the eighth annual Billington CyberSecurity Summit
We're back in Washington today for the annual Billington CyberSecurity Summit.
The event has attracted approximately a thousand attendees, with speakers from ten countries. We'll be providing continuing coverage this week, with live tweeting (#Billingtonsummit) from the conference.
The view from the US Director of National Intelligence.
Director of National Intelligence Daniel Coats (delivering the opening keynote in a pleasantly self-deprecating tone) highlighted the importance of systematic and well-structured information-sharing to protecting a critical infrastructure that's increasingly connected and thoroughly pervaded by the Internet-of-things.
He began by alluding to the expanding array of international threats, cyber threats prominently among them, and reviewed the familiar classes of threat actors, singling out, in approximate order of severity, the threat from Russia, China, Iran, and North Korea.

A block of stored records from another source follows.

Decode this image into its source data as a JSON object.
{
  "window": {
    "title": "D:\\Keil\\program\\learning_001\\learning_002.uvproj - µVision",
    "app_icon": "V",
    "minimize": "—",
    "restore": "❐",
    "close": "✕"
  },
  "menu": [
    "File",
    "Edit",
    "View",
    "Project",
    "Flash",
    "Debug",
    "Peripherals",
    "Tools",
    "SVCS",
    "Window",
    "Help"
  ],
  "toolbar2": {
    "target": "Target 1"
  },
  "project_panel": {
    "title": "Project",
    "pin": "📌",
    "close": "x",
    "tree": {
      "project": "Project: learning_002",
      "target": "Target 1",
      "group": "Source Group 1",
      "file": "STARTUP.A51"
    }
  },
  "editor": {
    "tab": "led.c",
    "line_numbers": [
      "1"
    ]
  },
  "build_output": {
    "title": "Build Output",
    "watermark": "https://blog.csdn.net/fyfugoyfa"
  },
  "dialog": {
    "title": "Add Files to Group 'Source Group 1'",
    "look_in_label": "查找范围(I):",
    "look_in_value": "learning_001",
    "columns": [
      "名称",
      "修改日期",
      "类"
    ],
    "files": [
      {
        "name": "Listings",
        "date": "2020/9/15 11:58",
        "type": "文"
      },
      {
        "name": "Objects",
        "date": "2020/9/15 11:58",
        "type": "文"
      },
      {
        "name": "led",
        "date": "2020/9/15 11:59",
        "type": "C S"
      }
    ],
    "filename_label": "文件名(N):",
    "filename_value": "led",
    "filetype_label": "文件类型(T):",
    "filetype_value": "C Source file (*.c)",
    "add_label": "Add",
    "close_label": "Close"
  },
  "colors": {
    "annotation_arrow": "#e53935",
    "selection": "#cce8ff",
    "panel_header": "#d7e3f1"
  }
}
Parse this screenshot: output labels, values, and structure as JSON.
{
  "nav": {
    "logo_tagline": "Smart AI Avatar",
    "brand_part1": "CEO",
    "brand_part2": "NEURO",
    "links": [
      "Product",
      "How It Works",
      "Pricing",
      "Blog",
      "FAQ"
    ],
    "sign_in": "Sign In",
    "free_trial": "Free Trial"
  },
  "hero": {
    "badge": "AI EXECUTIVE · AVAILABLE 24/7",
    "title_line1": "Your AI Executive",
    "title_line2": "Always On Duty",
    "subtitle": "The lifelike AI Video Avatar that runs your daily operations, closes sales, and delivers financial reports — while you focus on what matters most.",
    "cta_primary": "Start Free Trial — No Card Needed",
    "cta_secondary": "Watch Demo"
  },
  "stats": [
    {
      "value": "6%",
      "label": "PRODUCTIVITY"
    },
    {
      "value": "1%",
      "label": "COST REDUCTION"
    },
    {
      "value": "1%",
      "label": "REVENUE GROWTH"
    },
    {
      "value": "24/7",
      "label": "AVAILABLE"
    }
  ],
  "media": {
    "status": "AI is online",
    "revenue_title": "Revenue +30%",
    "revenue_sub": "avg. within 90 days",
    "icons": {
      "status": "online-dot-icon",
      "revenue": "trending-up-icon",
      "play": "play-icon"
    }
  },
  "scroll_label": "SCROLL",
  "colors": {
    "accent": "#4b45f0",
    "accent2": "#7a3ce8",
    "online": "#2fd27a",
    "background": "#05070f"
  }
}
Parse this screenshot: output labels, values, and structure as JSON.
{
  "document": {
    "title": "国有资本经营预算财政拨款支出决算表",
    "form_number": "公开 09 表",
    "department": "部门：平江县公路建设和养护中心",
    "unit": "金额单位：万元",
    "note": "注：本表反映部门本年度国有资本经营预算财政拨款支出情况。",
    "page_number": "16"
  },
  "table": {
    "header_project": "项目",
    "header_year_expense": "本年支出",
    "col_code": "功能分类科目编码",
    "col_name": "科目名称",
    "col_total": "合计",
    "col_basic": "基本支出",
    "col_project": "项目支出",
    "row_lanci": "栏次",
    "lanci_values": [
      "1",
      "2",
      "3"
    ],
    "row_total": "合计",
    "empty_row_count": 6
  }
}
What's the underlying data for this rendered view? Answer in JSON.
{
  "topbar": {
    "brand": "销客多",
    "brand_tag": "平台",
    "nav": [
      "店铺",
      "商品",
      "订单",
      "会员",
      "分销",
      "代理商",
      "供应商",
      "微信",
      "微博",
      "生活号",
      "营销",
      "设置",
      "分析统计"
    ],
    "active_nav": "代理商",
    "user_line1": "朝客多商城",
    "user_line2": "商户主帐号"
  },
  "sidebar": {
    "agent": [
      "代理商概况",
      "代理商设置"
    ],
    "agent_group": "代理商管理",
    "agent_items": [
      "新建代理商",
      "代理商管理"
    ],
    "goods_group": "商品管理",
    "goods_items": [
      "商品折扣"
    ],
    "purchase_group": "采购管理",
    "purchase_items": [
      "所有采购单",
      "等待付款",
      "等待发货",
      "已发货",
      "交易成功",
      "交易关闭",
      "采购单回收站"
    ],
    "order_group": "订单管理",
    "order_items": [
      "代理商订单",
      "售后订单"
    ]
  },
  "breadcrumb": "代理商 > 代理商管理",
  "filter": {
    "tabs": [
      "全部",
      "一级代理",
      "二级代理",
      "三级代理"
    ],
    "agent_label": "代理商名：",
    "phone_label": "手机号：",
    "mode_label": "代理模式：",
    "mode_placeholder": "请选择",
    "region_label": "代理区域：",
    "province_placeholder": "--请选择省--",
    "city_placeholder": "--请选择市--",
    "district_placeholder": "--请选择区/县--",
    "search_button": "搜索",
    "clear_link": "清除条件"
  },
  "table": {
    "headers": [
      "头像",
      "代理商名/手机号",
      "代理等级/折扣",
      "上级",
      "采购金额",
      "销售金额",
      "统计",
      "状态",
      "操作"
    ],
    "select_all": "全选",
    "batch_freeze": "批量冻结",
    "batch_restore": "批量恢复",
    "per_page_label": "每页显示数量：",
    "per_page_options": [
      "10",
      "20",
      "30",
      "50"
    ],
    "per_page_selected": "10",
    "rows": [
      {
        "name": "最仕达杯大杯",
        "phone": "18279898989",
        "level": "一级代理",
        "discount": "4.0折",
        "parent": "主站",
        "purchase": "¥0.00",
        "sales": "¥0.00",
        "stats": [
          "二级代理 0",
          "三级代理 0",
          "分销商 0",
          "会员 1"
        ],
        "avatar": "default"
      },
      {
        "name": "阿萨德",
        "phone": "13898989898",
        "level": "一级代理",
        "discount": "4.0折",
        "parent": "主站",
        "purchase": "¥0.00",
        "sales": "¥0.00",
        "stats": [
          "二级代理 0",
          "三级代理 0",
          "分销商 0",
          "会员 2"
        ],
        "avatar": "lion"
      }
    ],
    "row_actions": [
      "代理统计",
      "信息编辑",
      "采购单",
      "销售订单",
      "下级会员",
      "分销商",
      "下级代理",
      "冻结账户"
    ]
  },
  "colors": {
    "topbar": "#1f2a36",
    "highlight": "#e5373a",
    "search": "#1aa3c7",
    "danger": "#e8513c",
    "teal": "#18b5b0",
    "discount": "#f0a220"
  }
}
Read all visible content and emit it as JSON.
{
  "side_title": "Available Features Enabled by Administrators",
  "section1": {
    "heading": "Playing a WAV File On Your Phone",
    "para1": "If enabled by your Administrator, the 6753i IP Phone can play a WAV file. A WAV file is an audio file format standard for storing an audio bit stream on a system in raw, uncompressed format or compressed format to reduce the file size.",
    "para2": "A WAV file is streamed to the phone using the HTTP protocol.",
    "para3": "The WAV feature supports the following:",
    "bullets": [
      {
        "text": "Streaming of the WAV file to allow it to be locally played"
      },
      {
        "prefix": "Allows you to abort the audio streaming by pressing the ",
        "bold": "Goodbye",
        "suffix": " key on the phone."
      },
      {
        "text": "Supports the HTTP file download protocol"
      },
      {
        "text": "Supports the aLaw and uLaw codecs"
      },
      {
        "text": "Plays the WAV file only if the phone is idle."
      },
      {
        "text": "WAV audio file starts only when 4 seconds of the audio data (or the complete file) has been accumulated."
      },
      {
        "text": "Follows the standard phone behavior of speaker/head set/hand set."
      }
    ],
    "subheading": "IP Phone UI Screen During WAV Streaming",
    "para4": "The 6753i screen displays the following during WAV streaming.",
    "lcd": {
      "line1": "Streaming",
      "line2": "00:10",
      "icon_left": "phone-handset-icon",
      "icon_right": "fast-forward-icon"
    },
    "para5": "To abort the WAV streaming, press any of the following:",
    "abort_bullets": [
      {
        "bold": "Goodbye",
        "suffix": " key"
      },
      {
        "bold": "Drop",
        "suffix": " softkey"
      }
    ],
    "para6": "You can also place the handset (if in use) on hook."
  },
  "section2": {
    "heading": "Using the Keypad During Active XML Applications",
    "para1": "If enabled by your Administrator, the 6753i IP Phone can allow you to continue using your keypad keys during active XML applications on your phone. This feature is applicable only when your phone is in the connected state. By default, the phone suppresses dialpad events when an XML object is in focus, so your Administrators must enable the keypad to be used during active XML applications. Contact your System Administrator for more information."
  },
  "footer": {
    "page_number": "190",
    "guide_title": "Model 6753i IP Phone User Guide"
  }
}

A "cyber 911," a major attack on critical infrastructure, he takes to be a real possibility. Increasing connectivity is amplifying the consequences of any attack. Coats placed unusual emphasis on the danger of attacks aimed at corrupting data. Such an emphasis is consistent with his overall emphasis on the adversaries' goal: erosion of public trust.
The DNI assured the audience that the Intelligence Community is doing all it can to deliver actionable intelligence to its partners. But he argued that such intelligence is actionable only when it is collaborative and understood in the context of vulnerabilities. Thus, he said, improved information sharing among government and the private sector is an imperative.
Coats thinks such sharing has become needlessly complex. He called for a common approach and a common vocabulary to facilitate collaboration, and he added that the ODNI's model for moving toward these is no secret. A common, structured, hierarchical approach will help all parties, he said.
His other major concern with respect to cyber lies in fostering security by design, which he regards as essential given the rapid proliferation of Internet-of-things devices across everyone's networks.
DNI Coats closed by inviting the private sector to join in fostering collaborative information sharing and security by design. The Intelligence Community is limited in what it can say publicly, but he wished to assure everyone that the IC is working professionally, objectively, and on good close terms with the Administration.